Show all lines from the material that carry the word "title".
***** Given information *****
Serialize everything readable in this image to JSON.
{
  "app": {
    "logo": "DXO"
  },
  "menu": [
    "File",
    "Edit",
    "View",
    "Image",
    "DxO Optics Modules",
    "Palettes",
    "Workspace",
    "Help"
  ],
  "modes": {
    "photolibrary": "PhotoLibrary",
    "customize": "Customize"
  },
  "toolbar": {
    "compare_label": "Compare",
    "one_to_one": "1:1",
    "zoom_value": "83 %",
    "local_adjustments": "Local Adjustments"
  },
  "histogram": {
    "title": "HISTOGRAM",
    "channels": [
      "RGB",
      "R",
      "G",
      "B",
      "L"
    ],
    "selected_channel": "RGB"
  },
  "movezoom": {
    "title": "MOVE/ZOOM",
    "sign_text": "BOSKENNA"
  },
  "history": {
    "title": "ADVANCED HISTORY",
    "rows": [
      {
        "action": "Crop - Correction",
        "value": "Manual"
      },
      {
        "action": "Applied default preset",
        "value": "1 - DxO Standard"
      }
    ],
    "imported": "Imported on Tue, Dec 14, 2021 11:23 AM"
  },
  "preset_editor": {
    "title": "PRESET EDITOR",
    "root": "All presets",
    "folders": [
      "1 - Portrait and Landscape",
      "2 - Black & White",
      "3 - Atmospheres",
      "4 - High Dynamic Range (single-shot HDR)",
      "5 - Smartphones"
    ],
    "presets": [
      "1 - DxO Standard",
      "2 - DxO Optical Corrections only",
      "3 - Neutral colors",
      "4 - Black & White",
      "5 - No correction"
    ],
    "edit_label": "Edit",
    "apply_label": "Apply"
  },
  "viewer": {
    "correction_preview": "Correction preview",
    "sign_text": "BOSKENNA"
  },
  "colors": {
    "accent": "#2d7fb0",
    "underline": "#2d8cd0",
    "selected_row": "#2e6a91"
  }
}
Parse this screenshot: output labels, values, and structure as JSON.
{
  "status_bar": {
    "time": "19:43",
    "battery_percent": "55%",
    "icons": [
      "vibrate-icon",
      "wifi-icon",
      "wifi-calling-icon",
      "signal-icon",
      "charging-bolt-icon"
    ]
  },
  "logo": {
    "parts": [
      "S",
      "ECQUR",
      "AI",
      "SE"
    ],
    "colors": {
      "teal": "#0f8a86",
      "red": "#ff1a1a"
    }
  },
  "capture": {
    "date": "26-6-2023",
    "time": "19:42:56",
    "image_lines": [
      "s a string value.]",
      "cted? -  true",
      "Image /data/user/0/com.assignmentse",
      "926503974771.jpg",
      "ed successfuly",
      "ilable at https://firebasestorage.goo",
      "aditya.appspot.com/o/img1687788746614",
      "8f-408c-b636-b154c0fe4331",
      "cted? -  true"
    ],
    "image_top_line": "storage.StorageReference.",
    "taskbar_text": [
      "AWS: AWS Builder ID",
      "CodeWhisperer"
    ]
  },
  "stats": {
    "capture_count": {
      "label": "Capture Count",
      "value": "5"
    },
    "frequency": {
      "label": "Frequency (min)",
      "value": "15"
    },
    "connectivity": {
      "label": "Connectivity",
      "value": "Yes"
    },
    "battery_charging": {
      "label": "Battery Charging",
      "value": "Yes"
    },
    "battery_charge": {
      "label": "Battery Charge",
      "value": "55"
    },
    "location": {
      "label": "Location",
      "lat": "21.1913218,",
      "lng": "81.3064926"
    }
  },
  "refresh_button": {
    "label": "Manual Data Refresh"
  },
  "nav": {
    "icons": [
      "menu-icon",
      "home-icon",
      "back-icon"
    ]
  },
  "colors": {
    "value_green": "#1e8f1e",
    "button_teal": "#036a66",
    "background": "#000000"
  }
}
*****
Completed exercise:
    "title": "HISTOGRAM",
    "title": "MOVE/ZOOM",
    "title": "ADVANCED HISTORY",
    "title": "PRESET EDITOR",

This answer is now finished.